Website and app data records
◇ ◇ ◇

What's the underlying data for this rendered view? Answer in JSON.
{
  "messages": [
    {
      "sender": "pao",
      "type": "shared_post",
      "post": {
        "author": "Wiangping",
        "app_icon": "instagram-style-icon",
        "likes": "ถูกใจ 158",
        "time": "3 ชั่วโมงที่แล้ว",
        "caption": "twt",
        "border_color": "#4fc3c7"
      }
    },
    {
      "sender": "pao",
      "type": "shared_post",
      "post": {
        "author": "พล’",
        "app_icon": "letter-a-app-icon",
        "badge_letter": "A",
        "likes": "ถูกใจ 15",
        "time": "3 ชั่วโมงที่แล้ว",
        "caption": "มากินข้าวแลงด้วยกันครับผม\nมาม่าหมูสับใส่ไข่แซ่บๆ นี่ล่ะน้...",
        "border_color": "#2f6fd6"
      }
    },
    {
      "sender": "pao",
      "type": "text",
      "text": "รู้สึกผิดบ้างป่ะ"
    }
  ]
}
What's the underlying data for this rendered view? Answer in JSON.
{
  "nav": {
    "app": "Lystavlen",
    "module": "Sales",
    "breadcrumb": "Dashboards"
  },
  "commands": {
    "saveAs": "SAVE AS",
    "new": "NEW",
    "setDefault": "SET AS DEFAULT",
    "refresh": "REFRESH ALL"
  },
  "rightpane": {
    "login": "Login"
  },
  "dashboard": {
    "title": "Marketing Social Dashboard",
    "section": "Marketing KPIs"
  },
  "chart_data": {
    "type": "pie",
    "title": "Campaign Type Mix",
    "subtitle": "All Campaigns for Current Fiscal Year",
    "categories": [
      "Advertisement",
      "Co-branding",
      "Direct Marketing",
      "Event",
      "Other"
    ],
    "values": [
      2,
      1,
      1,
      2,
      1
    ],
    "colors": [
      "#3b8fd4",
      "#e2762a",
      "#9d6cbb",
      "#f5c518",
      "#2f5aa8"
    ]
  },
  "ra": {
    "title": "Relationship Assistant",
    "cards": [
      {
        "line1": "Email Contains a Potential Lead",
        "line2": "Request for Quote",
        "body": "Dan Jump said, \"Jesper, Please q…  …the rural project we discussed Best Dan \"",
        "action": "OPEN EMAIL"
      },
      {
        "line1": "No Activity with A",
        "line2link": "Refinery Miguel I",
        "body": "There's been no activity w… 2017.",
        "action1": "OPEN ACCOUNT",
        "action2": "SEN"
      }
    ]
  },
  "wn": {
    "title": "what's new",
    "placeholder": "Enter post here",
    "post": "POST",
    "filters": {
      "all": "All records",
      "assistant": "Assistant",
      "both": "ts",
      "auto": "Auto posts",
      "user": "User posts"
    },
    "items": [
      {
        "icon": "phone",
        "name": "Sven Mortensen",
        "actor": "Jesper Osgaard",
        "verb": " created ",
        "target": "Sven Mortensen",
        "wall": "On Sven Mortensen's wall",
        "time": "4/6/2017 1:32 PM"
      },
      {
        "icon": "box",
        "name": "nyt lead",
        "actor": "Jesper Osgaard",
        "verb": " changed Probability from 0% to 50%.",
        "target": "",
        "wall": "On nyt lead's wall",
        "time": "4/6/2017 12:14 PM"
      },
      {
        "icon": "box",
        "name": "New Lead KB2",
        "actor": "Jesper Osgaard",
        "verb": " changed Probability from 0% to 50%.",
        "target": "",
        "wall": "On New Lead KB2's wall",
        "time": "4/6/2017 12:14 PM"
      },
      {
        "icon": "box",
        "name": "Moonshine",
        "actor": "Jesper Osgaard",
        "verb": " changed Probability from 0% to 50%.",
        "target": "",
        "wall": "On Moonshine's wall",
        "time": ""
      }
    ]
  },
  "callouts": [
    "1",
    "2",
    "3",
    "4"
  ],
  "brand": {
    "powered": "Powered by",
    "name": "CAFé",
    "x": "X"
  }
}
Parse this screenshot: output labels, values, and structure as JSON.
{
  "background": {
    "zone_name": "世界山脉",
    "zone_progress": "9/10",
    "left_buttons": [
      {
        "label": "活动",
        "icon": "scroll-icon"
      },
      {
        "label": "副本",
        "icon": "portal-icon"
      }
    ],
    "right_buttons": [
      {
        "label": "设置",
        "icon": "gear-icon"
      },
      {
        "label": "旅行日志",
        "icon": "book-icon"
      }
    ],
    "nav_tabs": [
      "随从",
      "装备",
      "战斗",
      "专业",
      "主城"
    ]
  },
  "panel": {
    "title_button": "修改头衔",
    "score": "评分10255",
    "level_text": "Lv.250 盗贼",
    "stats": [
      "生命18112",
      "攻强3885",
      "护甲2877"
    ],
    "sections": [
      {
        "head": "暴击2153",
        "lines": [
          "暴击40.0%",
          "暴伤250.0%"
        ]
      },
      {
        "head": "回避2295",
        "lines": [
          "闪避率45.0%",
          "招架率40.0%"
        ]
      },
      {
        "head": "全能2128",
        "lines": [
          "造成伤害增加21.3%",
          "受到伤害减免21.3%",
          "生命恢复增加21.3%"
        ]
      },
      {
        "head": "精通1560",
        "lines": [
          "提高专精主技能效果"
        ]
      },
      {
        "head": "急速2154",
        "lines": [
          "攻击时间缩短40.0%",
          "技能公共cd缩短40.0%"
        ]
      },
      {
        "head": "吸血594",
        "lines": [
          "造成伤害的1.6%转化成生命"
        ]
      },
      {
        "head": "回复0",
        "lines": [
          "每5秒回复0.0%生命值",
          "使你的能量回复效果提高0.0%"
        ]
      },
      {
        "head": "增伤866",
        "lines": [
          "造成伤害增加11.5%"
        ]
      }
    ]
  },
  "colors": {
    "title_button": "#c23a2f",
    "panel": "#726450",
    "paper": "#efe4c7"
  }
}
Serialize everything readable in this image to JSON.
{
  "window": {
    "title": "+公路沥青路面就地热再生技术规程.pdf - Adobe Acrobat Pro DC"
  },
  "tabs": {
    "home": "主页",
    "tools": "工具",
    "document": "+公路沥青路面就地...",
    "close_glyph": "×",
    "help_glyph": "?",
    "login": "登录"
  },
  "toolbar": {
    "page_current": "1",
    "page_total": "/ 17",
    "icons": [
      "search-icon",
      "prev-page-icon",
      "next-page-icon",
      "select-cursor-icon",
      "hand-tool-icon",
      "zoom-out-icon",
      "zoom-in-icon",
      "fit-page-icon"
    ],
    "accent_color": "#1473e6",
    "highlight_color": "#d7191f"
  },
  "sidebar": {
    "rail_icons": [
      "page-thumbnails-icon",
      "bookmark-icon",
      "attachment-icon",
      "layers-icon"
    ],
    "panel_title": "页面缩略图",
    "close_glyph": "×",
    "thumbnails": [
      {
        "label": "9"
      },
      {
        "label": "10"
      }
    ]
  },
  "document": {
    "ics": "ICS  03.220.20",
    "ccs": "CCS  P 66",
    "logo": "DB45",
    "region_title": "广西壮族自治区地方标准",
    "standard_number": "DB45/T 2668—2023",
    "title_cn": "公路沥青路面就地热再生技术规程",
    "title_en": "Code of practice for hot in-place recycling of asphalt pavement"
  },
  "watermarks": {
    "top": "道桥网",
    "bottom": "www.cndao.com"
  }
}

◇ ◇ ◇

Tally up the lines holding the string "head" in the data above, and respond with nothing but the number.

**Task solution:**
8